Even as a serial entrepreneur, it’s okay if it takes a while to find the thing you’re obsessed with. But once you find it, here’s what to do.
Become a Pro
For Stan, learning more about the education market led him to finding common patterns and important players.
“The best resource to find out about the future trends is TED.com,” he said. “Watching Sir Ken Robison, Sugata Mitra or Daphne Koller sharing their visions about the future of learning is like getting smart instantly.”
Finding Facebook Groups, LinkedIn Groups, and other communities is ideal for getting a pulse on the market and the people behind it. Do a lot of listening, and you’ll start to cultivate your own voice within these communities that is crafted with your passion in mind.
Stan suggests Product Hunt as a vibrant, positive community for anyone interested in learning more about the startup world.
Build for Customers
Even though the driving force in the early stages is your own purpose, your big idea won’t be successful unless you’re building for your audience.
Stan said, “It is very rewarding to have a profitable company, hundreds of employees, but nothing can compare with having millions of customers.” Keep listening to your customers and make sure you’re fulfilling their needs.
To take that a step further, Stan said you should ask yourself, “Who do you want your customer to become?” or “What do your customers want to achieve?”
The next question is, “How can I use what I already know to solve their problem?”
For Stan, it’s important that the customer is someone close to him, like friends, family, or even himself. By building a product to improve their lives, he has a face for his audience and can see the effects more immediately. Also, by keeping the startup close to home, Stan said it’s easier to prioritize your actions.
How a Serial Entrepreneur Stays Motivated

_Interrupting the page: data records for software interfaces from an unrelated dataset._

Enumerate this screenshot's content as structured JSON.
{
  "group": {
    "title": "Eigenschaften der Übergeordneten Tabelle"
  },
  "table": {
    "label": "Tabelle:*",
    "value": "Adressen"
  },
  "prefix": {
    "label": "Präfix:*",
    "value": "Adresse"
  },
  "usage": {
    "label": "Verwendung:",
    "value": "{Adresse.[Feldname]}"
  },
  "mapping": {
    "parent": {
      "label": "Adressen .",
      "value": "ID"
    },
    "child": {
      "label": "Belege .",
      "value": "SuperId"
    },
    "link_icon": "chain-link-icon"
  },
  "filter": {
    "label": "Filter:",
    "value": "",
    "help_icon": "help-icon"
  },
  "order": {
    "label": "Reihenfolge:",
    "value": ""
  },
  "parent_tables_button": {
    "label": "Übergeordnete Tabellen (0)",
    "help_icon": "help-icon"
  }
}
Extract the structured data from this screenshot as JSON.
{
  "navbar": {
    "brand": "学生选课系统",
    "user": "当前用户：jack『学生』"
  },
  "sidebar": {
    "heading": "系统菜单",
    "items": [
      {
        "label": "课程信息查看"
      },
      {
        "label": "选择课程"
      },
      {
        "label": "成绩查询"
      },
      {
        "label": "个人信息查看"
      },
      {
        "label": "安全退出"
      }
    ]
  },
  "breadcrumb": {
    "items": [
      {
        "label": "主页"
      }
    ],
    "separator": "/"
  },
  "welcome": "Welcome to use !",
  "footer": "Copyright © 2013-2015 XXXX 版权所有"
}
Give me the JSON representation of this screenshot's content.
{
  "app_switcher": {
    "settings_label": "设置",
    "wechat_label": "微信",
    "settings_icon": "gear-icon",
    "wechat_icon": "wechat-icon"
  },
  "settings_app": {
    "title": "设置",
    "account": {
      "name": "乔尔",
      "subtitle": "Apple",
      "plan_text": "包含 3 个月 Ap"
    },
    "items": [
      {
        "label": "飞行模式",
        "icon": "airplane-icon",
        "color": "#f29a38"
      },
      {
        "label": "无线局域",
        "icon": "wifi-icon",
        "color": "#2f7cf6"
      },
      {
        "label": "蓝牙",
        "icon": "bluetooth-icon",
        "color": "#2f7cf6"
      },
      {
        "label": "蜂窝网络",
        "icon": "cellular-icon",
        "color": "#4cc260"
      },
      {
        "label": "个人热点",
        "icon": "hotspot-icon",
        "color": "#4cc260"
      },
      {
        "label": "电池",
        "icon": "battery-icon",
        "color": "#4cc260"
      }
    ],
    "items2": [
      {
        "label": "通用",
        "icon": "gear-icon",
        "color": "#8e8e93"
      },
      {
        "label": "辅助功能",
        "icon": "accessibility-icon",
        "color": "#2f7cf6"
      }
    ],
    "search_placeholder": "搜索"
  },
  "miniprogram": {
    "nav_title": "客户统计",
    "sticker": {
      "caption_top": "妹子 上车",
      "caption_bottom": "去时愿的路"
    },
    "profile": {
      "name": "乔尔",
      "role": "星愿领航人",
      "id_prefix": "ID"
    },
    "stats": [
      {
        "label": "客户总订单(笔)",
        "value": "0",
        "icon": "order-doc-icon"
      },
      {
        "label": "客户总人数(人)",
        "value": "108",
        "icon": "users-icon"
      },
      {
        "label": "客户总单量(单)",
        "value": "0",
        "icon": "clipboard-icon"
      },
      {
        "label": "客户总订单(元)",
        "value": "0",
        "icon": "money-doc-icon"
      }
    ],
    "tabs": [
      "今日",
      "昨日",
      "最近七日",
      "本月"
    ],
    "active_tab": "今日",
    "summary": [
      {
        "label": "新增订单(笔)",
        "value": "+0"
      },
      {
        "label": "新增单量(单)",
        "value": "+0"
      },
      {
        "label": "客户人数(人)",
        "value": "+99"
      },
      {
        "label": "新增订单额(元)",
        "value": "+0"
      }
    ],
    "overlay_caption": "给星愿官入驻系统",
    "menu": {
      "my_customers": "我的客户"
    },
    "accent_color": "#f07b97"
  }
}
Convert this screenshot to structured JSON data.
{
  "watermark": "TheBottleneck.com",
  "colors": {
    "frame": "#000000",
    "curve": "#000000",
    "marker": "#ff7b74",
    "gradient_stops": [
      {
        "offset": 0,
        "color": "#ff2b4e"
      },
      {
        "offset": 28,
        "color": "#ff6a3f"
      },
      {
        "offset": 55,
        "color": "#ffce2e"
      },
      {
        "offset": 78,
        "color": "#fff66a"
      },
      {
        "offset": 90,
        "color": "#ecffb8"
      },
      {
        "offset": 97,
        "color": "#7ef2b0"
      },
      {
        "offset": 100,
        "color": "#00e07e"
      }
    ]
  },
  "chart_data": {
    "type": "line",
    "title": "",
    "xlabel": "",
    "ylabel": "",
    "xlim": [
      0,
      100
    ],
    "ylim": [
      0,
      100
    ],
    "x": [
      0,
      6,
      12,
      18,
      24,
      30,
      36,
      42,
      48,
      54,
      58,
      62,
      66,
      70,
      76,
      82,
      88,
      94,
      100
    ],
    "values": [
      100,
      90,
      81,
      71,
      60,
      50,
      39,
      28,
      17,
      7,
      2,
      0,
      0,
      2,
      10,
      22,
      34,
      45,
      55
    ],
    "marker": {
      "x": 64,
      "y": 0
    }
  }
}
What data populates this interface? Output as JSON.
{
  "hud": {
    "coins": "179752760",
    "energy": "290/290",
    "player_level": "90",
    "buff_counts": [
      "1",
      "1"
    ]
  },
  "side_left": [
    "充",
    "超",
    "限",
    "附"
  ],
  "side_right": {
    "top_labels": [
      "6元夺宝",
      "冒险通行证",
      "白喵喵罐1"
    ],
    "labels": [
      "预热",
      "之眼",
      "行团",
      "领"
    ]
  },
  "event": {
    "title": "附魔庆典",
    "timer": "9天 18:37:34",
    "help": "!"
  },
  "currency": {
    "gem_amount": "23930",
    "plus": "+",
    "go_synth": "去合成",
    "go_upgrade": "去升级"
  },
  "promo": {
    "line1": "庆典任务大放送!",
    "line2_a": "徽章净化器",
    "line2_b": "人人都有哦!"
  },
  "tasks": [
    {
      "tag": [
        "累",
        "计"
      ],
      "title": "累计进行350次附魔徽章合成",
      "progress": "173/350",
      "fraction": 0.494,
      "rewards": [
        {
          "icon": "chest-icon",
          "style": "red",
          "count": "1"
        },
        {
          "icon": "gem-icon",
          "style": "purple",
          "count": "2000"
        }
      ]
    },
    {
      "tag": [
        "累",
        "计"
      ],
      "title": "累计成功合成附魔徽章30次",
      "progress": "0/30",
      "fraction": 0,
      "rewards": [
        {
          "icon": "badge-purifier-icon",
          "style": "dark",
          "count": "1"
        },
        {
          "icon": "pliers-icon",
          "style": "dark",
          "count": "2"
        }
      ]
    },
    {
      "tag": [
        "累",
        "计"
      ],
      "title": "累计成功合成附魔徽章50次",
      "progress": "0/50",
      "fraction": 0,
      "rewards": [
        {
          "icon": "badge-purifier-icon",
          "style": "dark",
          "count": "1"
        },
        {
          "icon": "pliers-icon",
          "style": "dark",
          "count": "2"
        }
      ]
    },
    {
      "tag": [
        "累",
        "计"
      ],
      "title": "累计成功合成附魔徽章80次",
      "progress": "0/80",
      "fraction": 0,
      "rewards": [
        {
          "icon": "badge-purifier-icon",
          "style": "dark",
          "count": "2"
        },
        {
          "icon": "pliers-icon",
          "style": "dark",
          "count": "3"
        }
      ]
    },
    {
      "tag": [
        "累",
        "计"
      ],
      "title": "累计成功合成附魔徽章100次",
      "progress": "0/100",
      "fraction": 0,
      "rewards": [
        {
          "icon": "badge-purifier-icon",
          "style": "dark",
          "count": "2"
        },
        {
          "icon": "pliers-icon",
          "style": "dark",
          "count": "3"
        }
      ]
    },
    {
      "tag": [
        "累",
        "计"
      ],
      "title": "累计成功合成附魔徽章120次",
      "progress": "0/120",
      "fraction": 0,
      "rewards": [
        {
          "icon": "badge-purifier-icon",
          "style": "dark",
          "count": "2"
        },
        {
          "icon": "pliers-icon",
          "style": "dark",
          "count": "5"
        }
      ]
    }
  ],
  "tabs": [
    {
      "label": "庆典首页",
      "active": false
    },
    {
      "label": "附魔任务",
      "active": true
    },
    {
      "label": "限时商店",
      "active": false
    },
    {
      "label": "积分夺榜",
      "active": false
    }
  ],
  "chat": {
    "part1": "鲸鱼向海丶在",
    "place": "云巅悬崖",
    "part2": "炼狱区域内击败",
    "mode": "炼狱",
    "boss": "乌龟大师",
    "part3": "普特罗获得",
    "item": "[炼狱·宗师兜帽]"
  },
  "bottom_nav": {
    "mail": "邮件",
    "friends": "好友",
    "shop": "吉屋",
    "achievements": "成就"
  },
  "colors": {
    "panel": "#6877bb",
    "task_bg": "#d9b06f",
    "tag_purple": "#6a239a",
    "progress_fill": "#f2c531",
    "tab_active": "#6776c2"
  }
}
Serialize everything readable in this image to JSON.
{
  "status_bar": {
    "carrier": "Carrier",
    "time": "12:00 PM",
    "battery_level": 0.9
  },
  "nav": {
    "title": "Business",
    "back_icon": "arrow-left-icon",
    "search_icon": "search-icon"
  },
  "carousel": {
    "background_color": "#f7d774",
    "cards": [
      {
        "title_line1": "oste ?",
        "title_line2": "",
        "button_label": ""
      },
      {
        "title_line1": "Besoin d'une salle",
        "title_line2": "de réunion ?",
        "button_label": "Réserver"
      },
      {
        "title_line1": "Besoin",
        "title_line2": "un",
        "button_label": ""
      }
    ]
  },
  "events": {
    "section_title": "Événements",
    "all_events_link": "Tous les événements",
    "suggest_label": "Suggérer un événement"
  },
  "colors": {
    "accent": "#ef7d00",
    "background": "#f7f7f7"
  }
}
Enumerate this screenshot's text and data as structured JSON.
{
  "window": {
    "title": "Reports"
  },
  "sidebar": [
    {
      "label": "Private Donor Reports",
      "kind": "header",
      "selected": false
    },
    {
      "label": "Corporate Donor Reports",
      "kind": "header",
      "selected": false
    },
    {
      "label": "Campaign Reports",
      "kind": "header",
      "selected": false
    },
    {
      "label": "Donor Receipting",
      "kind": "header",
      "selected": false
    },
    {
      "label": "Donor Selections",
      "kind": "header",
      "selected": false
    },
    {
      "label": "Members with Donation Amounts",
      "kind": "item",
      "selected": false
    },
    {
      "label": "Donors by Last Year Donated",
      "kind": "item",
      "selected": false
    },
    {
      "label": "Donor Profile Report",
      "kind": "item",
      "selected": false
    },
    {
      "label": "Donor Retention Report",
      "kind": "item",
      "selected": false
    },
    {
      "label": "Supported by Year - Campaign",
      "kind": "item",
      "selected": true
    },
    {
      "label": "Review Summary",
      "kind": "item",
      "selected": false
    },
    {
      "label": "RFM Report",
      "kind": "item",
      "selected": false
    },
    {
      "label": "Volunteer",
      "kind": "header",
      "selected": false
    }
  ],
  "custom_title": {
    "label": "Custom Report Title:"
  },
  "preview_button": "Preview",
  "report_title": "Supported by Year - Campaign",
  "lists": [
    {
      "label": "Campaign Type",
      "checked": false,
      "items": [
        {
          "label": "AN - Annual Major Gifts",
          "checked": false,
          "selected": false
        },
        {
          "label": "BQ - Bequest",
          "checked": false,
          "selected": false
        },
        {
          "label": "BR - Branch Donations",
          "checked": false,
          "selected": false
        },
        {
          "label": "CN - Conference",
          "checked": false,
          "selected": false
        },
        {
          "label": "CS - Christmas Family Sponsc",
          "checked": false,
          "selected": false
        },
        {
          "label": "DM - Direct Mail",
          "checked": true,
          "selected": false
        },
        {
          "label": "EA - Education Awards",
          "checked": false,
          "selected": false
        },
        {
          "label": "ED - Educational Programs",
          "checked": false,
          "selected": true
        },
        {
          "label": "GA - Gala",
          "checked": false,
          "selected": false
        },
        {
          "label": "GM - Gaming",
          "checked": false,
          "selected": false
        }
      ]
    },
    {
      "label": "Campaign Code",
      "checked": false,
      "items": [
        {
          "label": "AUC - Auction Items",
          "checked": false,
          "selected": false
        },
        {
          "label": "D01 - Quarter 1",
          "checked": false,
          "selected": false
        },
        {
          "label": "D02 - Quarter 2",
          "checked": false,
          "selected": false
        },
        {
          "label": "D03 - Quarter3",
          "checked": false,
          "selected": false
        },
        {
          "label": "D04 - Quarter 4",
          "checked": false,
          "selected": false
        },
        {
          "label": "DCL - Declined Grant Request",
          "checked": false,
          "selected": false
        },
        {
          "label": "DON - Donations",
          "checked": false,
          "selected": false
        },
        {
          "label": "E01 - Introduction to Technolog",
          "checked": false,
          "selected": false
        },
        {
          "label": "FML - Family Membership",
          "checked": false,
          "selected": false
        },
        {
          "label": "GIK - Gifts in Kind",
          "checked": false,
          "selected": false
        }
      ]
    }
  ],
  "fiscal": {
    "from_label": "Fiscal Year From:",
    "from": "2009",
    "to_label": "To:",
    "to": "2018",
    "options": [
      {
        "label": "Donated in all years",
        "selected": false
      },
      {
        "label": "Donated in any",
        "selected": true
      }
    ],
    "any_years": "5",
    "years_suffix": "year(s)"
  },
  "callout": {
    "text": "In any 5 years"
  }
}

The hard thing about pursuing your passion as a career is detaching yourself from it.
Often, when a project is personal, every pitfall is amplified and every criticism can hit really close to home. This is only natural. But, it is possible prepare yourself for the hits.
Preparation will help you build your passion into an obsession, and with that motivation comes some extra gumption you’ll need to stay positive. Stan said this will help you build for tough times.
Keeping an eye on the big picture is also a helpful way to help you maintain focus. Display your company mission statement somewhere as a constant reminder of why you’re doing this venture. For example, Stan’s might say “We’re providing an educational space for entrepreneurs.”
It will be easier to avoid blowing small glitches and setbacks out of proportion when you have the big picture providing a daily dose of perspective.
As with any startup, you’ll be eating, sleeping, and breathing the business. But, when it’s something you have a strong personal connection to, it can really permeate every fiber of your being. That’s why Stan says it’s important to come up for air.
“From my experience, every time I found myself in the tunnel without seeing the light, I’d take a break — a few days with kids or few days at the mountains, doing something totally different,” he shared. “When I came back, every time I have a solution.”
Creating a Life Worth Living
When he is 80 years old, Stan wants to look back on his life and be able to answer “yes” when asked if he built a life worth living. For him, through every startup, that’s what it all comes down to.
Even amidst the routine stages of serial entrepreneurship, building with purpose can lead to a greater impact for your users and everyone around you. With a long-term goal for your business and your life, the two will inevitably overlap and hopefully expedite your trip down a motivating path that you were headed to all along.
Stan concluded, “With time, you want to do only meaningful things for yourself. You want to make sure every second you invest in something is worth your attention, your experience, and your expertise. I think that’s why you should look for meaning first when you’re an experienced founder.”
All images via Unsplash.